Beyond the essentials of being big, open, cheap, and wired, there are a few other attributes that are helpful: First, unless you’ve found a really cheap warehouse, an old building in a soon-to-be-recovering neighborhood is important because nothing else is likely to be cheap enough, as Jane Jacobs pointed out years ago. You need the space wired with electricity, but also equipped with wireless Internet. There should be places to work alone and places to work together, places to meet and present, and places to post stuff to read. There should probably be a paint booth, and definitely a place to clean up.
Here’s where it gets fun. The innovative potential of the paths that make up the walkspace is directly proportional to the Walk Appeal of those paths because you’ll walk much further (and therefore reach far more connection points) on paths with great Walk Appeal. But it’s not just about self-propelled transportation. "Thinking on your feet” is no longer just a euphemism for the ability to think quickly; we now understand that walking (and other physical activity) may actually stimulate the brain. So just as fostering better Walk Appeal builds a stronger customer base for businesses, that same better Walk Appeal builds a more innovative walkspace around a Maker Space. So Maker Spaces should be doing everything they can to enhance the Walk Appeal of their walkspaces, both the measurable things and the immeasurable, knowing that those things directly build their chances of innovation.
What should Maker spaces hope to connect to? Makers are disproportionately young, and the young tend to be less wealthy than the old. And because Gen Xers and Millennials are less likely to own cars, it’s important to be close to housing most of them can afford. Affordable housing can be smaller units like one- or two-bedroom cottages, or it can be accessory units like carriage houses, rear-of-lot cottages, upstairs or lower level apartments, rear lane cottages or even mews, all located on lots with larger houses that are normally occupied by the landlords. Maker spaces should be located near civic space such as a park, green, square, or plaza because that’s a destination where you don’t have to spend money. Walkable places to eat are a must; the two essentials are third places where you can set up shop and work. Coffee shops are a type of third place that arguably spawned the Enlightenment a couple centuries ago, and they are the adopted homes of today’s Creative Class. There are more connection places that are also good Sprawl Recovery tools, but these are the first essentials.

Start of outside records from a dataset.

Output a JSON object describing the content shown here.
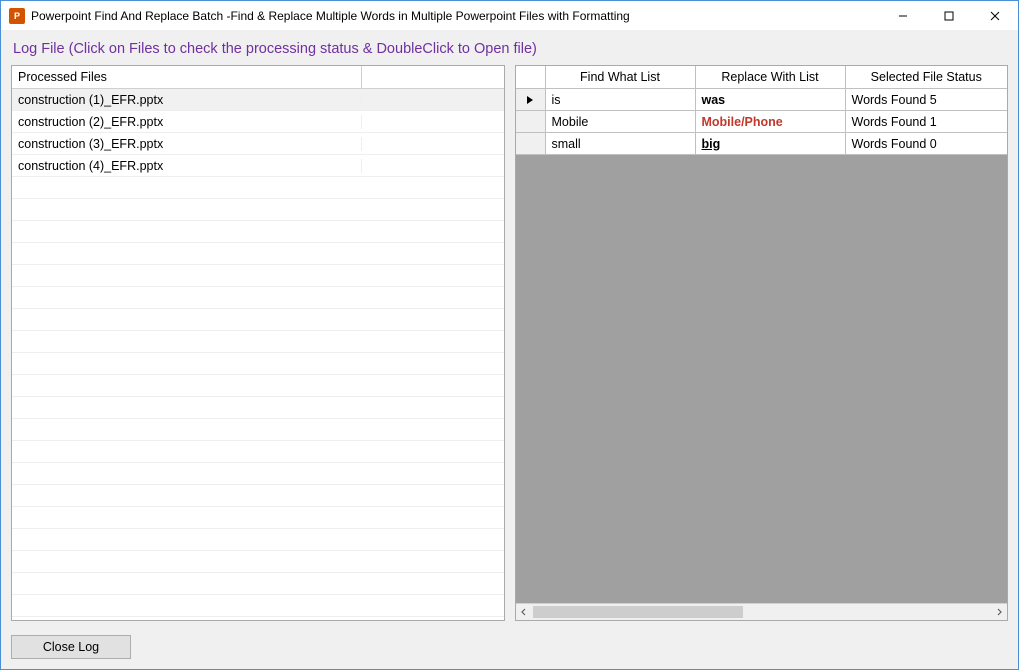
{
  "window": {
    "title": "Powerpoint Find And Replace Batch -Find & Replace Multiple Words in Multiple Powerpoint Files with Formatting",
    "app_icon_letter": "P"
  },
  "heading": "Log File (Click on Files to check the processing status & DoubleClick to Open file)",
  "left": {
    "header": "Processed Files",
    "files": [
      "construction (1)_EFR.pptx",
      "construction (2)_EFR.pptx",
      "construction (3)_EFR.pptx",
      "construction (4)_EFR.pptx"
    ],
    "selected_index": 0
  },
  "right": {
    "columns": {
      "find": "Find What List",
      "replace": "Replace With List",
      "status": "Selected File Status"
    },
    "rows": [
      {
        "find": "is",
        "replace": "was",
        "replace_style": "bold",
        "status": "Words Found 5",
        "current": true
      },
      {
        "find": "Mobile",
        "replace": "Mobile/Phone",
        "replace_style": "bold red",
        "status": "Words Found 1",
        "current": false
      },
      {
        "find": "small",
        "replace": "big",
        "replace_style": "bold underline",
        "status": "Words Found 0",
        "current": false
      }
    ]
  },
  "footer": {
    "close_label": "Close Log"
  }
}
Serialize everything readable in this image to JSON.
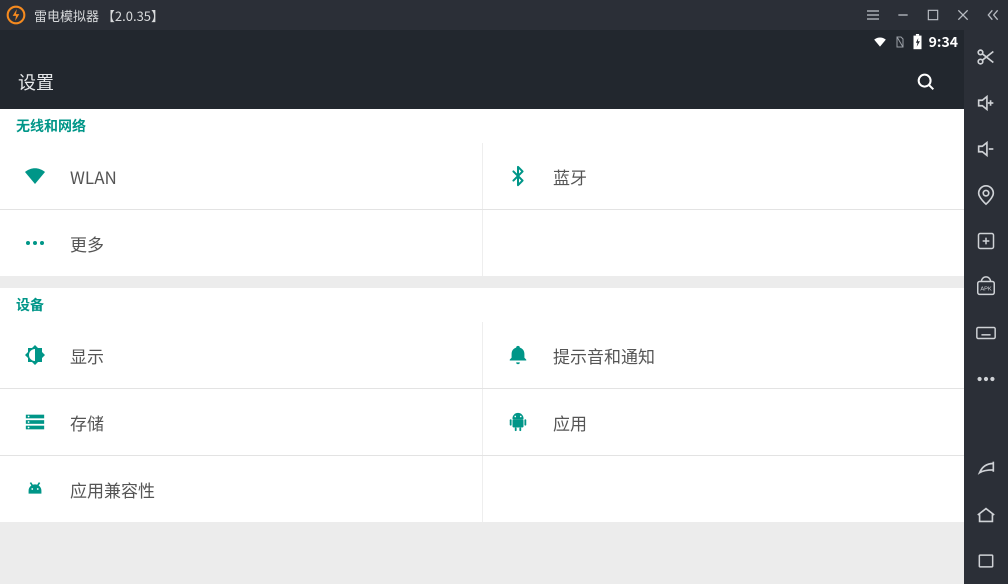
{
  "window": {
    "title": "雷电模拟器  【2.0.35】"
  },
  "statusbar": {
    "clock": "9:34"
  },
  "appbar": {
    "title": "设置"
  },
  "sections": {
    "wireless": {
      "header": "无线和网络",
      "wlan": "WLAN",
      "bluetooth": "蓝牙",
      "more": "更多"
    },
    "device": {
      "header": "设备",
      "display": "显示",
      "sound": "提示音和通知",
      "storage": "存储",
      "apps": "应用",
      "compat": "应用兼容性"
    }
  }
}
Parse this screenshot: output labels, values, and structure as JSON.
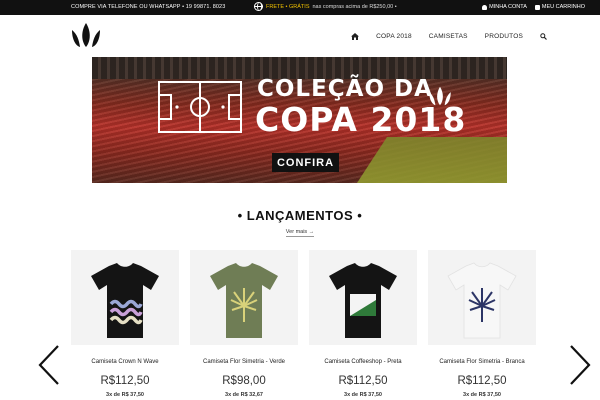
{
  "topbar": {
    "contact": "COMPRE VIA TELEFONE OU WHATSAPP • 19 99871. 8023",
    "frete_label": "FRETE • GRÁTIS",
    "frete_condition": "nas compras acima de R$250,00 •",
    "account": "MINHA CONTA",
    "cart": "MEU CARRINHO"
  },
  "nav": {
    "items": [
      {
        "label": "COPA 2018"
      },
      {
        "label": "CAMISETAS"
      },
      {
        "label": "PRODUTOS"
      }
    ]
  },
  "banner": {
    "line1": "COLEÇÃO DA",
    "line2": "COPA 2018",
    "cta": "CONFIRA"
  },
  "section": {
    "title": "• LANÇAMENTOS •",
    "more": "Ver mais →"
  },
  "products": [
    {
      "name": "Camiseta Crown N Wave",
      "price": "R$112,50",
      "installments": "3x de R$ 37,50",
      "shirt_color": "#141414"
    },
    {
      "name": "Camiseta Flor Simetria - Verde",
      "price": "R$98,00",
      "installments": "3x de R$ 32,67",
      "shirt_color": "#6f7d55"
    },
    {
      "name": "Camiseta Coffeeshop - Preta",
      "price": "R$112,50",
      "installments": "3x de R$ 37,50",
      "shirt_color": "#141414"
    },
    {
      "name": "Camiseta Flor Simetria - Branca",
      "price": "R$112,50",
      "installments": "3x de R$ 37,50",
      "shirt_color": "#f7f7f7"
    }
  ],
  "icons": {
    "home": "home-icon",
    "search": "search-icon",
    "prev": "chevron-left-icon",
    "next": "chevron-right-icon"
  },
  "colors": {
    "topbar_bg": "#111111",
    "frete_accent": "#f2c200"
  }
}
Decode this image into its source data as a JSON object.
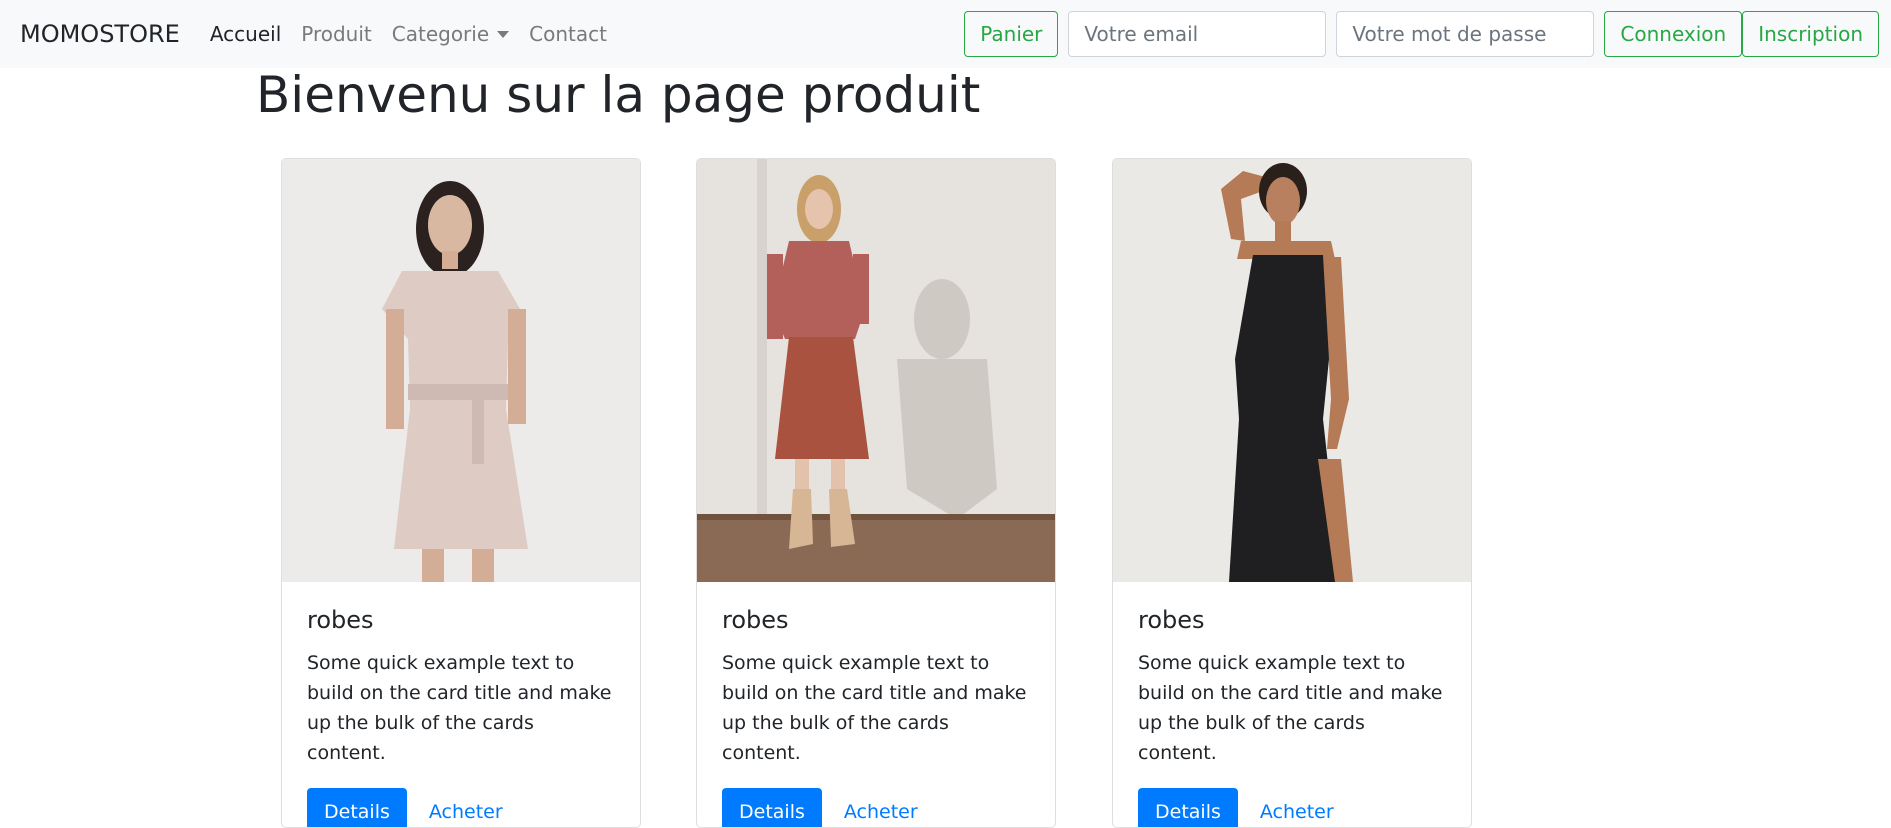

The Tactical Urbanists (a group populated by quite a few Makers) are great at starting things on shoestrings… their own well-worn shoestrings, in fact. Build your Maker Space walkspace and foster connections along the way as tactically as you can. And pay particular attention to the new Lean Urbanism initiative… Makers are fundamentally Lean, so many ideas should be cross-pollinated between these groups. And by all means, recognize that Makers are arguably creating the most vibrant living tradition in our culture today… so use the tools of living traditions to build the walkspace and its connections. The opposite to a living tradition is the command & control operating system, which is perfect for building armies and factories. It’s the operating system best suited for most corporations. Living traditions, on the other hand, are the best operating systems for building buildings and towns… and the thriving Maker movement. Command & control thrives on large numbers, global trade, and petroleum. Living traditions thrive at scales too small for the factory and with local trade, and are fueled by ingenuity. Command & control depends on us taking orders. Living traditions depend on us talking to each other. They are the highest form of ideas that spread, and are characterized by “plant small, harvest large."
PS: If you want more on this, I’m doing three-hour presentations on these ideas at the Traditional Building Conferences in Boston in July and St. Paul in September. If you’re around, please come!